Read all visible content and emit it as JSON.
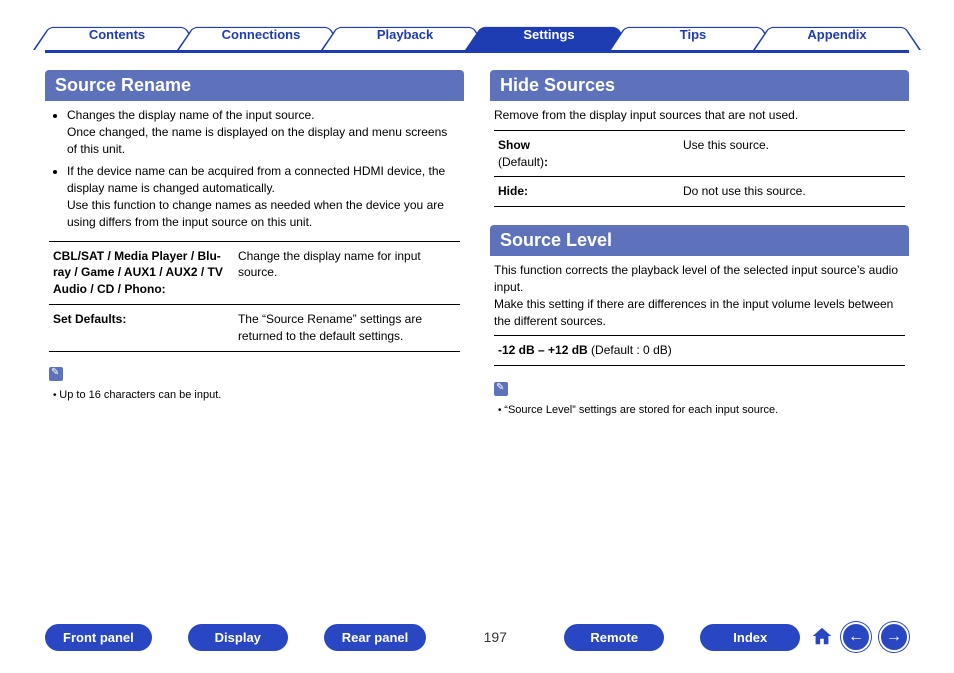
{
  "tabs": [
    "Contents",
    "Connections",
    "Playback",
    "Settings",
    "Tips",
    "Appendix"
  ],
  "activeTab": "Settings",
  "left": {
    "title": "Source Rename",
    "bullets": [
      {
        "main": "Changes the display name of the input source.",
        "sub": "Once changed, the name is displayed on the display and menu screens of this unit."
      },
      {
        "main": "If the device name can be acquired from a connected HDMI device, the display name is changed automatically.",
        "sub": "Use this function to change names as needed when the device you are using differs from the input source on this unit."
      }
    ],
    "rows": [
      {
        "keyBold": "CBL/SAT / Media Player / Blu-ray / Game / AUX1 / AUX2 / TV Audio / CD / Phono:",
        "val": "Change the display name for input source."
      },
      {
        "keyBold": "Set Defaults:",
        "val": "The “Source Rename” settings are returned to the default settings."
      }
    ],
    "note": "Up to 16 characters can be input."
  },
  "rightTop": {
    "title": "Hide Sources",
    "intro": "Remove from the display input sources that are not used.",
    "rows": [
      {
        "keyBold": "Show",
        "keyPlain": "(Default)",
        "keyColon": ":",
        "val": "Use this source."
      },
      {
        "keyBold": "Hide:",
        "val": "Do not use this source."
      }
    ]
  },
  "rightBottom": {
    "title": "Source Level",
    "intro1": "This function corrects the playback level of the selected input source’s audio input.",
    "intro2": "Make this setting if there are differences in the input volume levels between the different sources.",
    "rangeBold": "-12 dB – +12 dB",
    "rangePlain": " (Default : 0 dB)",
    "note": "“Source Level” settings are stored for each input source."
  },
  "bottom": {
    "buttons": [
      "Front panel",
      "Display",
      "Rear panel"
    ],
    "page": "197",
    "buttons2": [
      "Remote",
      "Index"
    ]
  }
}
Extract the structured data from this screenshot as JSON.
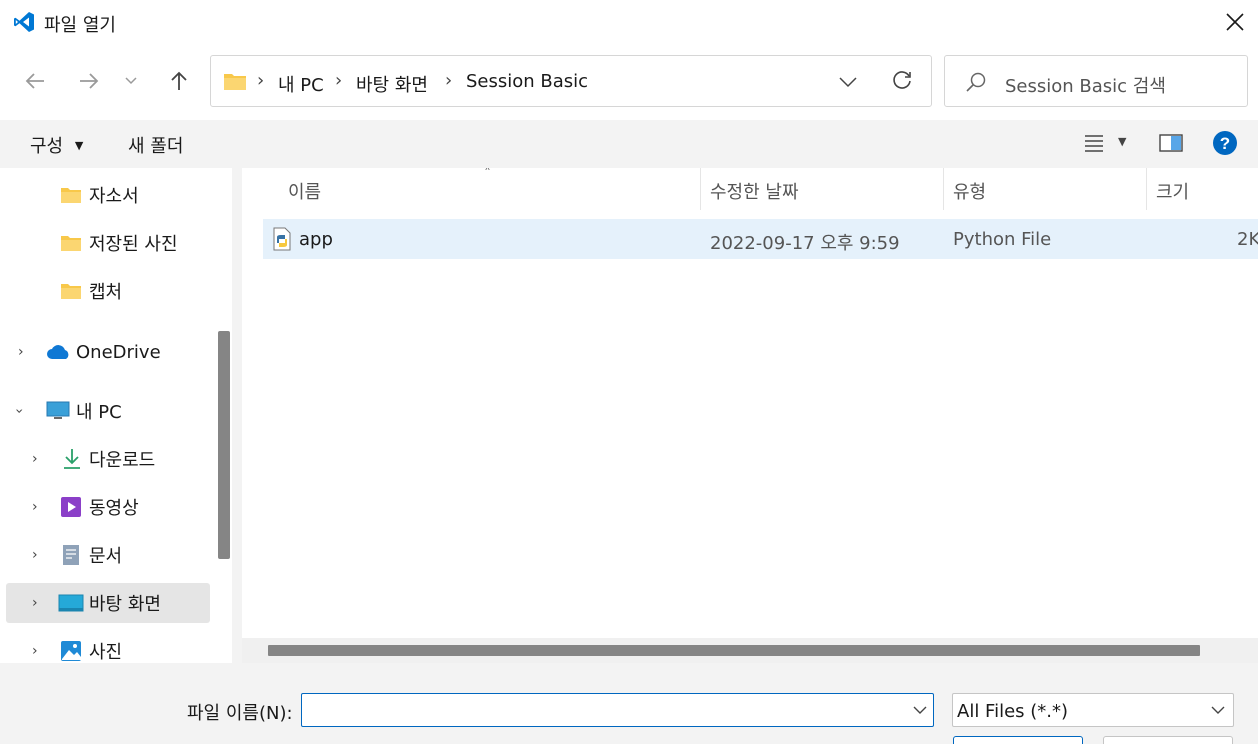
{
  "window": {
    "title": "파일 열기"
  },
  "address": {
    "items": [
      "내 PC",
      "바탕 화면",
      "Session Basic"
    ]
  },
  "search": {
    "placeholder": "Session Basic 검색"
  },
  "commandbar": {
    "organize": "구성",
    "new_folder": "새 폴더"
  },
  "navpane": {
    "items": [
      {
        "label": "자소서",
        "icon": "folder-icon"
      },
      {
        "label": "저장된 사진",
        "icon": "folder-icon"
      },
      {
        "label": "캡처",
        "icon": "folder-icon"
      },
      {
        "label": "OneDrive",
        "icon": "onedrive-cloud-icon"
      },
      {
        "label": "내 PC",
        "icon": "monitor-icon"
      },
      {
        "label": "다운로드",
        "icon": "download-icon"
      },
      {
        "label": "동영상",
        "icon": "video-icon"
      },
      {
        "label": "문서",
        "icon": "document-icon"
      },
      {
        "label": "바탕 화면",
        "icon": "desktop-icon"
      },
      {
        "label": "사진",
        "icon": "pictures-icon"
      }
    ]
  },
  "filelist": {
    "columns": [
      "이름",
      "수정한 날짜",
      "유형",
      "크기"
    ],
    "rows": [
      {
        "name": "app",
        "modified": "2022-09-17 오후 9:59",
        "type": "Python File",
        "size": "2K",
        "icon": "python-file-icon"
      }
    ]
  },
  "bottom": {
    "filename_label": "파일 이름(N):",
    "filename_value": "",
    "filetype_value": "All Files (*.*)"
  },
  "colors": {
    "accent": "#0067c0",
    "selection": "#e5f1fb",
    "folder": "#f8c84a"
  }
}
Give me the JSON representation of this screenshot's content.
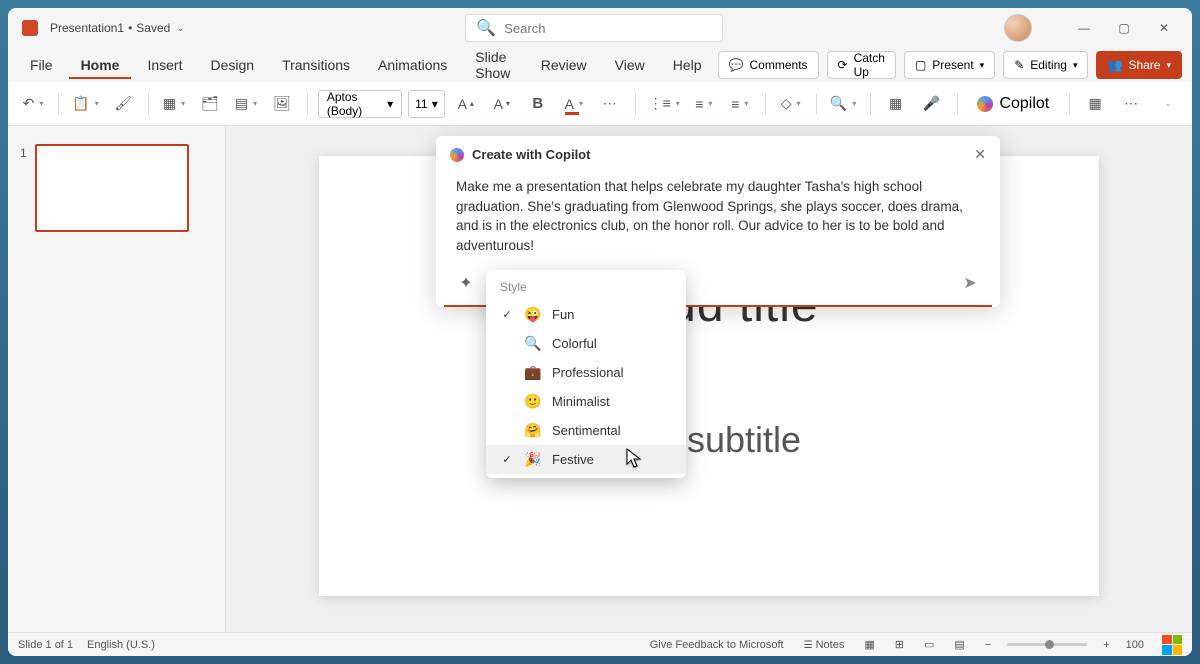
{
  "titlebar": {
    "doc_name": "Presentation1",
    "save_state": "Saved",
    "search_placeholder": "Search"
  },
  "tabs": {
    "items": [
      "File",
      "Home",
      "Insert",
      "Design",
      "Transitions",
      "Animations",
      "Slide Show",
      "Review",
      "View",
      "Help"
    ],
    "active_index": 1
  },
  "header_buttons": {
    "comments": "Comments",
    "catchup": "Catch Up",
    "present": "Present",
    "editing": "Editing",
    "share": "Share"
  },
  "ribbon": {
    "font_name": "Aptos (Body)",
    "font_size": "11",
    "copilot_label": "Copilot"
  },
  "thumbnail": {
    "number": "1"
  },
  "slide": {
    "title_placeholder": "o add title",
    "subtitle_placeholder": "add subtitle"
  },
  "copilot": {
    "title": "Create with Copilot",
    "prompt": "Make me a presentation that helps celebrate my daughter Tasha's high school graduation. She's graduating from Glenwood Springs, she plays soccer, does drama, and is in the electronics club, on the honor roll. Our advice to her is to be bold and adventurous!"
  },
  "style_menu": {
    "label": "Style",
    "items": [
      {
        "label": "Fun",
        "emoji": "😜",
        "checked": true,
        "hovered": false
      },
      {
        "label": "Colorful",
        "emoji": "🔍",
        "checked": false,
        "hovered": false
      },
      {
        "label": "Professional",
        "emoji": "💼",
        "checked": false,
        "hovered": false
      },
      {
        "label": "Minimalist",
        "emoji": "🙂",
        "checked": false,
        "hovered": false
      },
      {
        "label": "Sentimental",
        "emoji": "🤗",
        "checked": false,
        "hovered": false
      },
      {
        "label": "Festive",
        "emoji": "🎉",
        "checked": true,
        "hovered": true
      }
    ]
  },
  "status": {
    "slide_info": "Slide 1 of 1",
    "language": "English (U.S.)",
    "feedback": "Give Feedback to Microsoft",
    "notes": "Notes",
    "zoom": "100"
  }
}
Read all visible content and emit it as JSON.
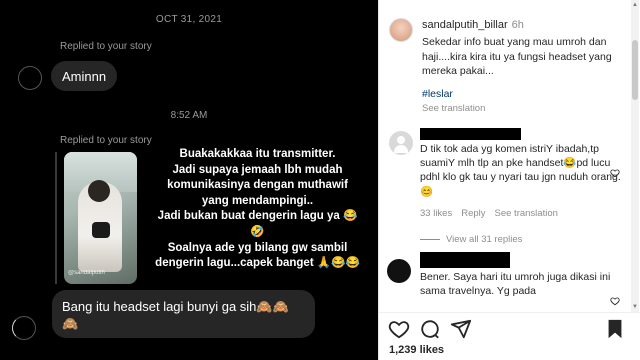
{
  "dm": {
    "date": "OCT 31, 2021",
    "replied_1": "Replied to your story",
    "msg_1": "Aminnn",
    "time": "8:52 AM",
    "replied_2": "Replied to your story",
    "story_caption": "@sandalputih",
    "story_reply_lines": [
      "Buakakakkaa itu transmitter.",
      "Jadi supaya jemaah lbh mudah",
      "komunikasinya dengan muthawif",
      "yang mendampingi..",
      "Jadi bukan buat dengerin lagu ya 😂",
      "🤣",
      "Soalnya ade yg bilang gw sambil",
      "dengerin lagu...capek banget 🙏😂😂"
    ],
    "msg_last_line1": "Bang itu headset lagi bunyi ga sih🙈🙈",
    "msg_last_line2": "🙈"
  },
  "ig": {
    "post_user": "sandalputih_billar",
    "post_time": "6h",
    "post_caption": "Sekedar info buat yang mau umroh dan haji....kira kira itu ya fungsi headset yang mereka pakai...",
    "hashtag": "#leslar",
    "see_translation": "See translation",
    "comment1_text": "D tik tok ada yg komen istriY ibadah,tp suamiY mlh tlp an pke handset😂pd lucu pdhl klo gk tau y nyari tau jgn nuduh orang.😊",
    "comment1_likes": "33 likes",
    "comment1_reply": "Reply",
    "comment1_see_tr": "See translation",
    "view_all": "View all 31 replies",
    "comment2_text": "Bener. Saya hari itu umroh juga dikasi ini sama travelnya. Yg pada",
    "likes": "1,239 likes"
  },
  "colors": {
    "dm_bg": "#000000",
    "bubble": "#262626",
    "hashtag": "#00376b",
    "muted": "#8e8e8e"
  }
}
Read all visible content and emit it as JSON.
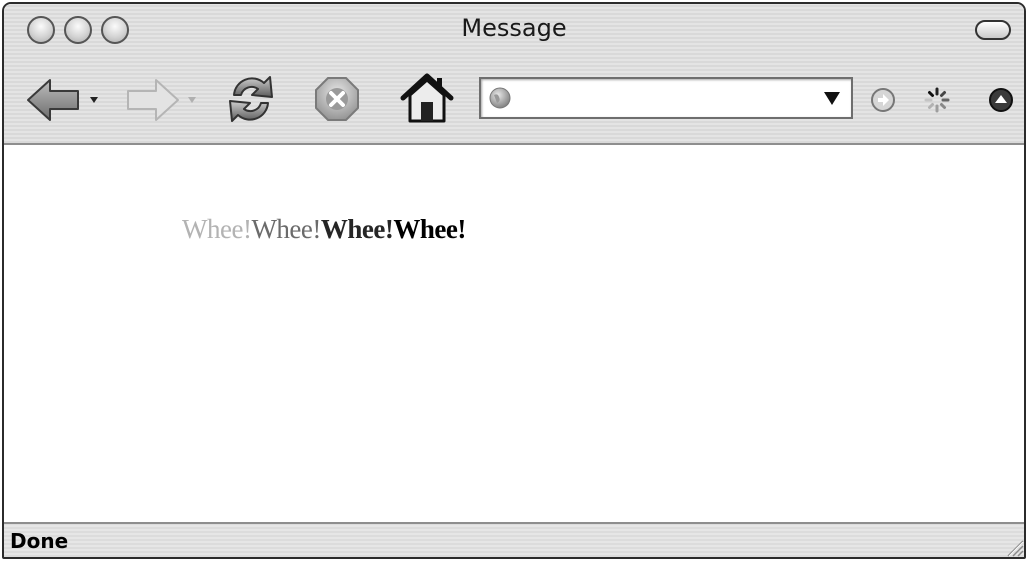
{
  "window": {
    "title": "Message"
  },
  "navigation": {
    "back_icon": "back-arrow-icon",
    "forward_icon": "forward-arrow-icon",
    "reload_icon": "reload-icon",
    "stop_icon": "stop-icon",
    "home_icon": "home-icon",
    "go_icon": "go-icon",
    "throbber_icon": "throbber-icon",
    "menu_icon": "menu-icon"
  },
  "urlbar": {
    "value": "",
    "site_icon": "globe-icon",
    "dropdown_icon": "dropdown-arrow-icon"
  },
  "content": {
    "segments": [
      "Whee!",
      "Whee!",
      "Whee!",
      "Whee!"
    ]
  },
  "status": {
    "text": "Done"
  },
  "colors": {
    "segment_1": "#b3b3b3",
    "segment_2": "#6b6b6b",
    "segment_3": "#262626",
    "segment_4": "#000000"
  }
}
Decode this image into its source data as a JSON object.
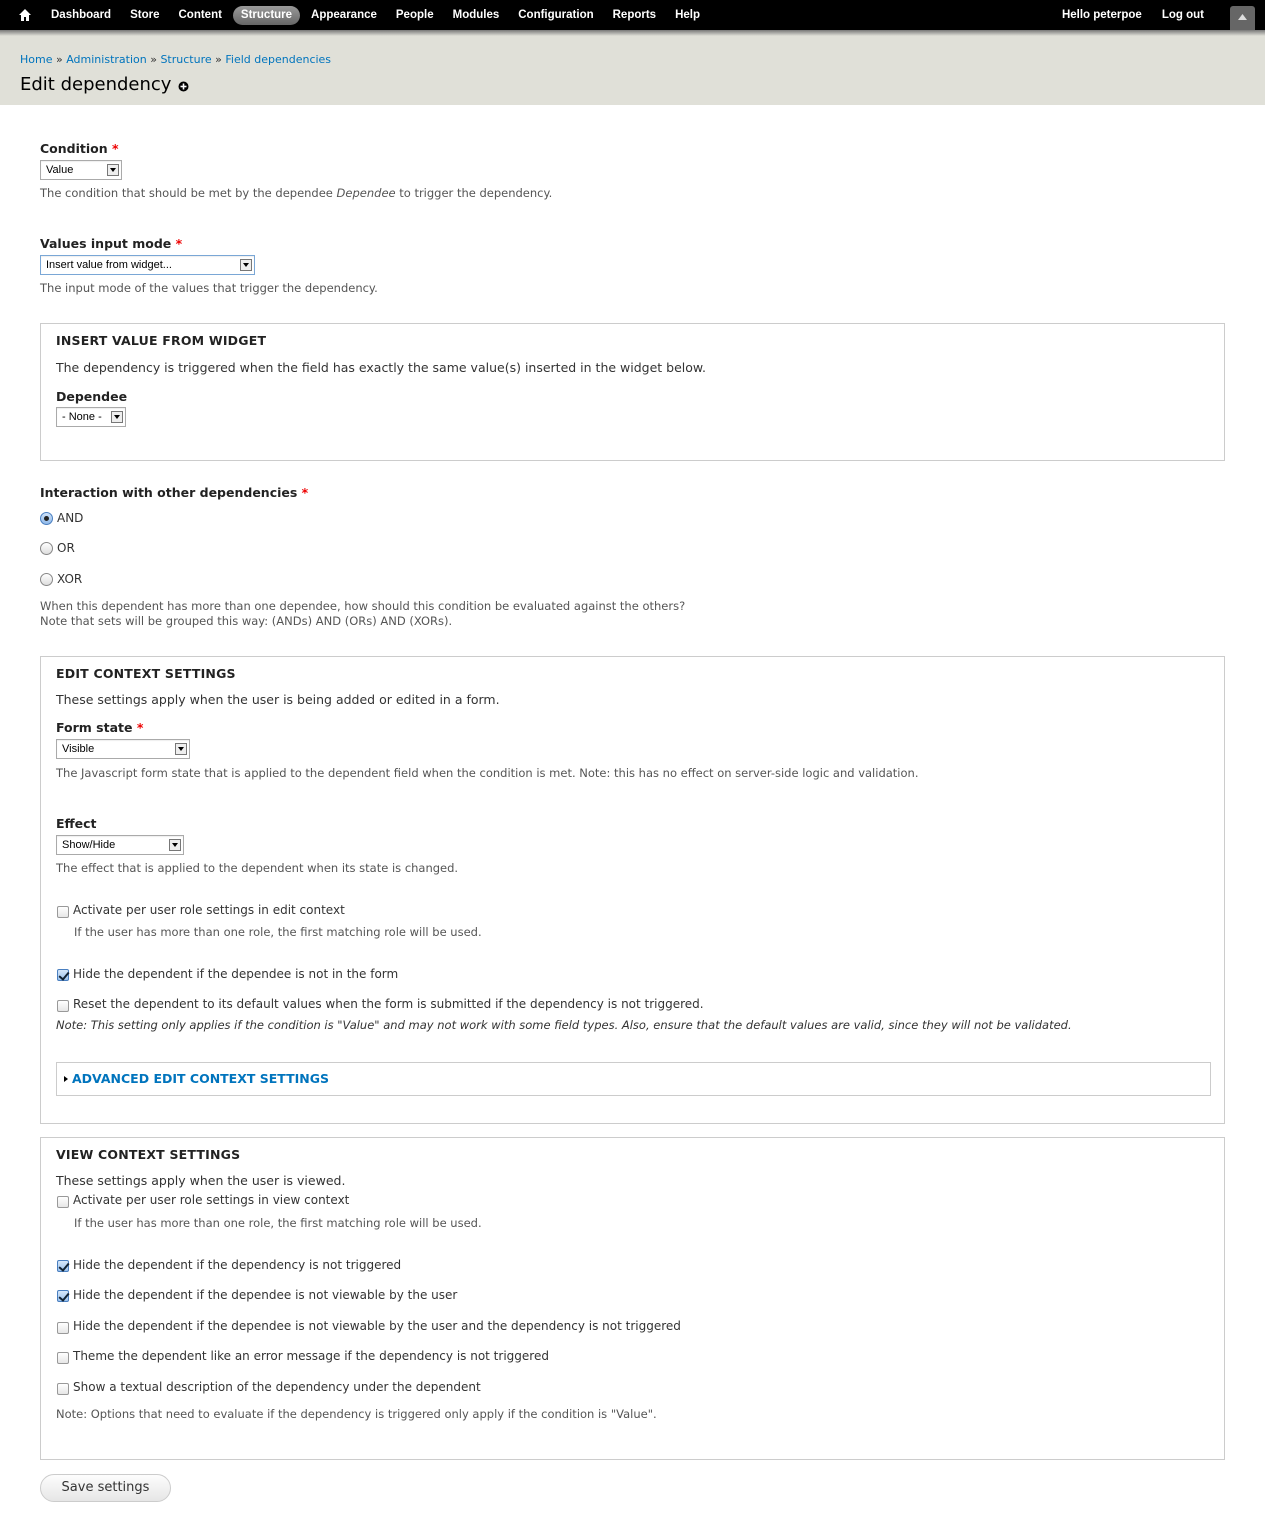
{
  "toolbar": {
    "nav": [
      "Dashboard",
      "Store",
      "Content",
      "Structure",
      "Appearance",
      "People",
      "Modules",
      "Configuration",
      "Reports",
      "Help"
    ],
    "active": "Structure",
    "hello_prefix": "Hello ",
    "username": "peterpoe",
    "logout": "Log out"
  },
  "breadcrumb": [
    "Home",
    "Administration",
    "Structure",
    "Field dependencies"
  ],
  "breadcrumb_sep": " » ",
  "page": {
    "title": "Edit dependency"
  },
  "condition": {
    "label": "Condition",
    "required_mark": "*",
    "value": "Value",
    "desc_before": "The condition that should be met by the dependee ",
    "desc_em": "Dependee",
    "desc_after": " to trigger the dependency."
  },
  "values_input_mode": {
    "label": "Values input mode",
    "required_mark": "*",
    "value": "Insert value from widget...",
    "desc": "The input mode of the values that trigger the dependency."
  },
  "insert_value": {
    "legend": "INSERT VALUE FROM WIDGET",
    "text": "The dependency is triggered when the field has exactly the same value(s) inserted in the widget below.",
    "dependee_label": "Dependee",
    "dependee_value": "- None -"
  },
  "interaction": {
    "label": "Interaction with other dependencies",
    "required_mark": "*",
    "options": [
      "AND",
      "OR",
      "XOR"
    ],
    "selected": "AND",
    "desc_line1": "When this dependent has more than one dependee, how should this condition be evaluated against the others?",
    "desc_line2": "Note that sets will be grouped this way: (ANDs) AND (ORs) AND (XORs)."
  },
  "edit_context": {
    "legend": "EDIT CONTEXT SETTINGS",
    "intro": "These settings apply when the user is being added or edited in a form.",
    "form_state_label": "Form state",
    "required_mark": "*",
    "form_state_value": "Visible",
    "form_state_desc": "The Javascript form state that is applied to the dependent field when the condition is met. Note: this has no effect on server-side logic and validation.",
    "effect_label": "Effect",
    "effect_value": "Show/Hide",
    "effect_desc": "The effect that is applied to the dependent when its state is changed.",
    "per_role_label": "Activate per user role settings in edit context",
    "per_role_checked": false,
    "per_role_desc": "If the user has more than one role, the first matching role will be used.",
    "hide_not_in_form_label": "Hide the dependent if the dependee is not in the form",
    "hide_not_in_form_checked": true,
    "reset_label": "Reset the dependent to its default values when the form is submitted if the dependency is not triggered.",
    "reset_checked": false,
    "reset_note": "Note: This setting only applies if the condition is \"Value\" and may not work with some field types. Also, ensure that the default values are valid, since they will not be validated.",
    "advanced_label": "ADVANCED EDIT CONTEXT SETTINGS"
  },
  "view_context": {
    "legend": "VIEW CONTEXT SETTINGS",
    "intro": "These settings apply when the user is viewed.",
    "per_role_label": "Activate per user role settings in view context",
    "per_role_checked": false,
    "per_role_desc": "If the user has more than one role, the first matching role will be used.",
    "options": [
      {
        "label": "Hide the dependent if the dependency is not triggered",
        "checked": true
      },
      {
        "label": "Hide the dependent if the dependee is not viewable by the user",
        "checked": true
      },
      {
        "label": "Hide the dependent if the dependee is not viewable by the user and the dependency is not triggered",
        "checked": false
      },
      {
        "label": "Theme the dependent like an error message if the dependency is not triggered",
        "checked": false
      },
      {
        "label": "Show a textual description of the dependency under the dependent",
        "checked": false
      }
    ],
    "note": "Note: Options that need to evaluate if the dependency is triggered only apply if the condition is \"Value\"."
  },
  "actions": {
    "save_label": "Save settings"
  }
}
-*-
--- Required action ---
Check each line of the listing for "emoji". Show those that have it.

--- Answer to the problem ---
        "emoji": "😜",
        "emoji": "🔍",
        "emoji": "💼",
        "emoji": "🙂",
        "emoji": "🤗",
        "emoji": "🎉",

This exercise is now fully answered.